Start of MATERIAL TO PROCESS

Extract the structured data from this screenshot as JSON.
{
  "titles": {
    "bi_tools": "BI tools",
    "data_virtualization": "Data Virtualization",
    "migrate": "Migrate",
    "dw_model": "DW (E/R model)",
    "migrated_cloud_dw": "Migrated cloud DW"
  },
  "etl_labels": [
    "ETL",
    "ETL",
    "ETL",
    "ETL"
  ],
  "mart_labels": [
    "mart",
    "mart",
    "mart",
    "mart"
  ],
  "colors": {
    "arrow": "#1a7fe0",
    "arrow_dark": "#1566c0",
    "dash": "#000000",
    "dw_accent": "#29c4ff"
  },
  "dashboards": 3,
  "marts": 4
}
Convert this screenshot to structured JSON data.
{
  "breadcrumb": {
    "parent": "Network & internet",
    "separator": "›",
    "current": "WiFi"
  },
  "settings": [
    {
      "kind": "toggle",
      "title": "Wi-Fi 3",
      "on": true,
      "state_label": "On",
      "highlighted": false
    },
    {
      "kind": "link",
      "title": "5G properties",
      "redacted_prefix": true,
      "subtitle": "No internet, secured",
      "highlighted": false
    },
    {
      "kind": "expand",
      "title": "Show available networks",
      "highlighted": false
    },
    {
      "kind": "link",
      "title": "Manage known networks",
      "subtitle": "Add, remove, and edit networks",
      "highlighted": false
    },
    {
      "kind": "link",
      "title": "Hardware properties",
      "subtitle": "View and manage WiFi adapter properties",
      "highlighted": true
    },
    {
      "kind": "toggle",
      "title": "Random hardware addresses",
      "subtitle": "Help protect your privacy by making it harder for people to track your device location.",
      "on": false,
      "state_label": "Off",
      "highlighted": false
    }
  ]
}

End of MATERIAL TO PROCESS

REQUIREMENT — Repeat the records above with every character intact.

ANSWER TO THIS PROBLEM —
Extract the structured data from this screenshot as JSON.
{
  "titles": {
    "bi_tools": "BI tools",
    "data_virtualization": "Data Virtualization",
    "migrate": "Migrate",
    "dw_model": "DW (E/R model)",
    "migrated_cloud_dw": "Migrated cloud DW"
  },
  "etl_labels": [
    "ETL",
    "ETL",
    "ETL",
    "ETL"
  ],
  "mart_labels": [
    "mart",
    "mart",
    "mart",
    "mart"
  ],
  "colors": {
    "arrow": "#1a7fe0",
    "arrow_dark": "#1566c0",
    "dash": "#000000",
    "dw_accent": "#29c4ff"
  },
  "dashboards": 3,
  "marts": 4
}
Convert this screenshot to structured JSON data.
{
  "breadcrumb": {
    "parent": "Network & internet",
    "separator": "›",
    "current": "WiFi"
  },
  "settings": [
    {
      "kind": "toggle",
      "title": "Wi-Fi 3",
      "on": true,
      "state_label": "On",
      "highlighted": false
    },
    {
      "kind": "link",
      "title": "5G properties",
      "redacted_prefix": true,
      "subtitle": "No internet, secured",
      "highlighted": false
    },
    {
      "kind": "expand",
      "title": "Show available networks",
      "highlighted": false
    },
    {
      "kind": "link",
      "title": "Manage known networks",
      "subtitle": "Add, remove, and edit networks",
      "highlighted": false
    },
    {
      "kind": "link",
      "title": "Hardware properties",
      "subtitle": "View and manage WiFi adapter properties",
      "highlighted": true
    },
    {
      "kind": "toggle",
      "title": "Random hardware addresses",
      "subtitle": "Help protect your privacy by making it harder for people to track your device location.",
      "on": false,
      "state_label": "Off",
      "highlighted": false
    }
  ]
}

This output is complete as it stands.